__What the task asks__. A single figure is wanted: the count of lines below containing the string "background".

__Extracted material__.
────────────────

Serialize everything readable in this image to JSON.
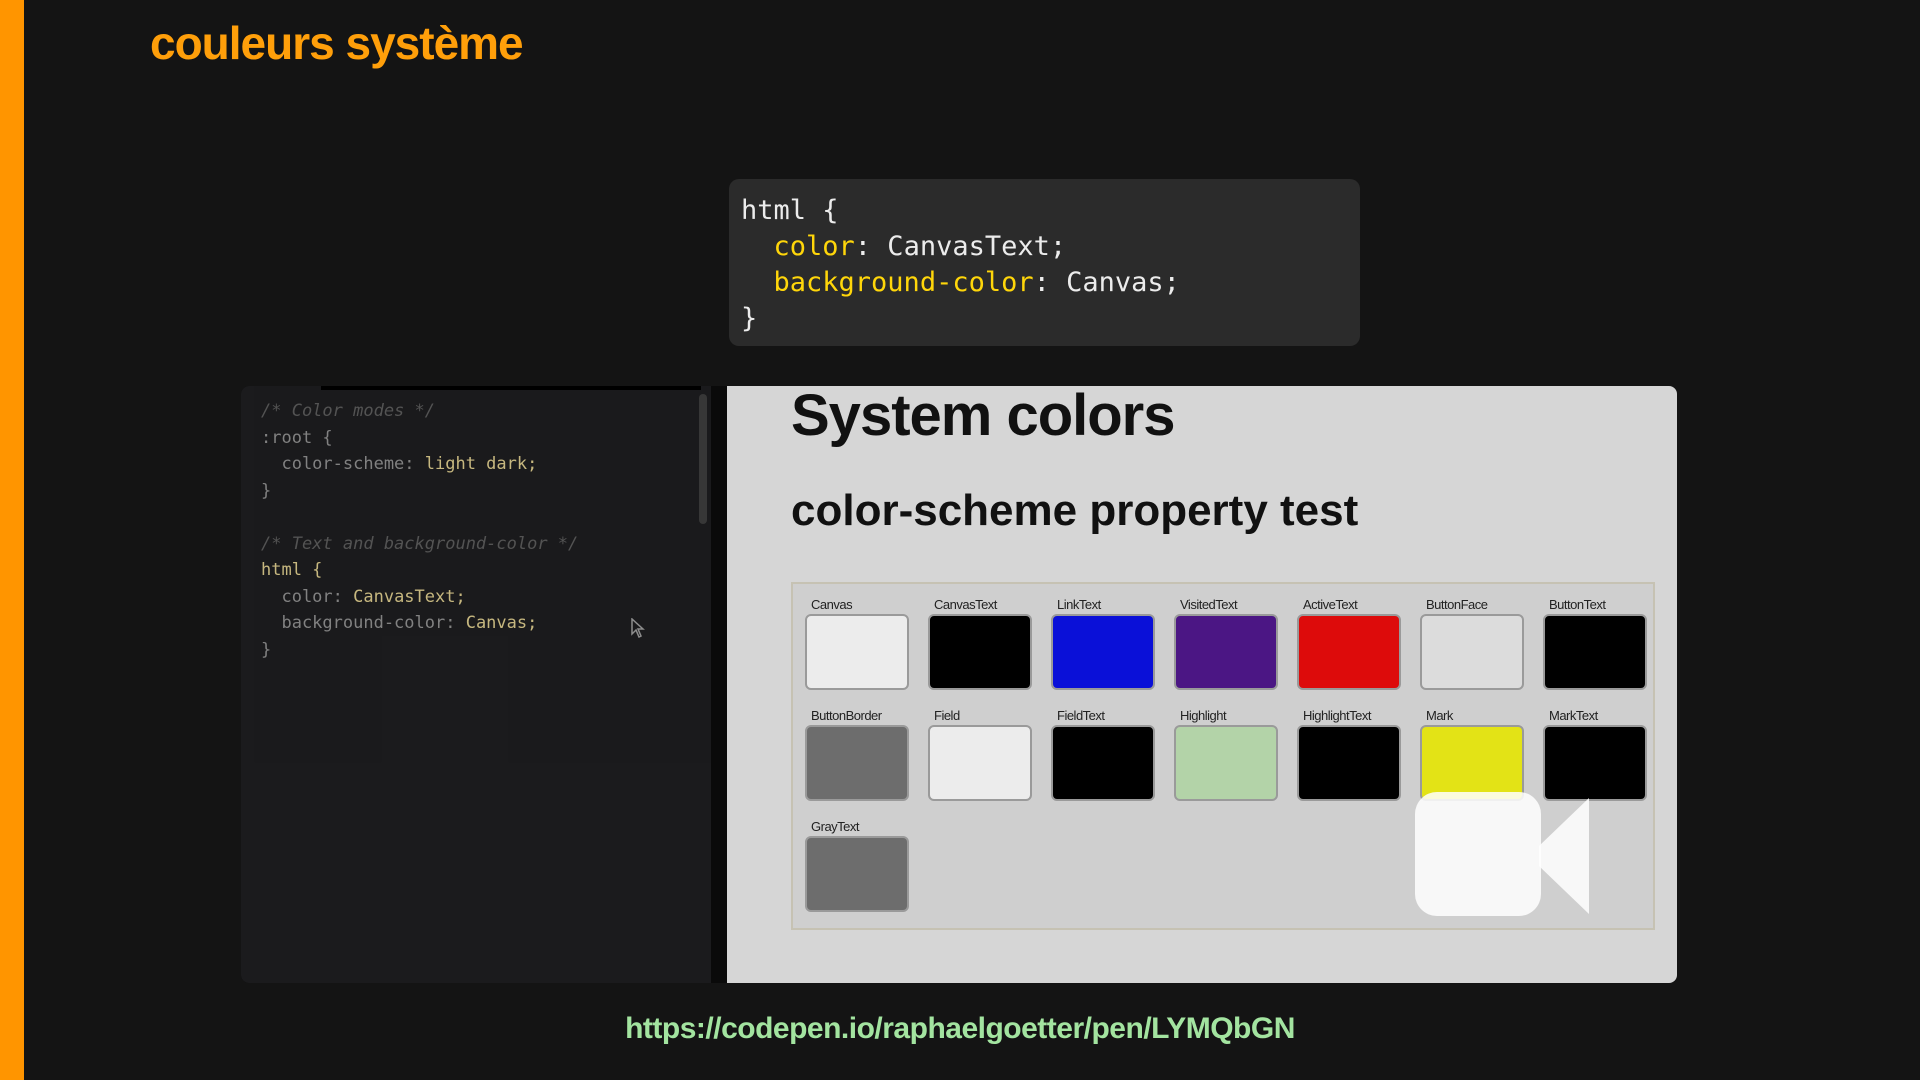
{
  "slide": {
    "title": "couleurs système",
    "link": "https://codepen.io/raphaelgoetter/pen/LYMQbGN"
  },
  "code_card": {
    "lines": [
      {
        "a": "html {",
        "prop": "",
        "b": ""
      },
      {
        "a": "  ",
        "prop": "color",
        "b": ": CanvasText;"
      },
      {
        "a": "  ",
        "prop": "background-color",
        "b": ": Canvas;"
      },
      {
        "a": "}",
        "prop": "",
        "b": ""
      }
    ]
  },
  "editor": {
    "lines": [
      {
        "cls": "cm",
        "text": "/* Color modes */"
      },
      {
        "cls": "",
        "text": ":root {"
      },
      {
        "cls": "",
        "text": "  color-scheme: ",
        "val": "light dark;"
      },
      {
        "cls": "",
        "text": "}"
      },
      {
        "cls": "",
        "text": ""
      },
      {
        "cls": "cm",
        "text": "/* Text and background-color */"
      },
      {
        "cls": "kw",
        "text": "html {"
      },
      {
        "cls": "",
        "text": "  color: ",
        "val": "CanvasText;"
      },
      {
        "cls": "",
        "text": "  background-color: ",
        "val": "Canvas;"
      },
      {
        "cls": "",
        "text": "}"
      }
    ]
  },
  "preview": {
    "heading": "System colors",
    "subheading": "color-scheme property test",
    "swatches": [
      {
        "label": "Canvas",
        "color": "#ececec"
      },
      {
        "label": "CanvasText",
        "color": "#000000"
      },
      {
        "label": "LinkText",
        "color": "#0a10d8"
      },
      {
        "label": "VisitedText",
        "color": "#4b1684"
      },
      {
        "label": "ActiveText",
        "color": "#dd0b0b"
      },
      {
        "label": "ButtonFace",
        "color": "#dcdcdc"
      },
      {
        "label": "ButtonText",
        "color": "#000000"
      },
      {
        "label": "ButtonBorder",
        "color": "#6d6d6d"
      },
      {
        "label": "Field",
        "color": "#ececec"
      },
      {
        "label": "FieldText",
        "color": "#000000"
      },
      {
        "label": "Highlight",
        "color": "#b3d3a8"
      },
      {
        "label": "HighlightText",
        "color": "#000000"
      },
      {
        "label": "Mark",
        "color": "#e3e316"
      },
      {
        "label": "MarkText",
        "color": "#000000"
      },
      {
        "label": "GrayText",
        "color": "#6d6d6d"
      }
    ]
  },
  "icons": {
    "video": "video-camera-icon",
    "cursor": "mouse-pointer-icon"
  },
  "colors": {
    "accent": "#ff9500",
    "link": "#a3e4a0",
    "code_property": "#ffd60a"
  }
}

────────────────

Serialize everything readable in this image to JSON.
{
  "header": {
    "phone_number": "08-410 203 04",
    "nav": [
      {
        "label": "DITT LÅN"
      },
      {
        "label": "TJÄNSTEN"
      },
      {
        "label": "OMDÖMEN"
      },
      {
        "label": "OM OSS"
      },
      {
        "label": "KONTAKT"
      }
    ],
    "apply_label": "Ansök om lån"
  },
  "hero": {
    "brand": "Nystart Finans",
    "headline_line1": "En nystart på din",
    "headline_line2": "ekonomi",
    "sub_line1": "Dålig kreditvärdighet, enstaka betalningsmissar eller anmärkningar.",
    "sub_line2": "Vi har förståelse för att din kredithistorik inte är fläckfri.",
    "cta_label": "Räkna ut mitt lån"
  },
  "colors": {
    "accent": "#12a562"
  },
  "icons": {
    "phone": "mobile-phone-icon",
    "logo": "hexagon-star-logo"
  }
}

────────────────

__Written solution__. 3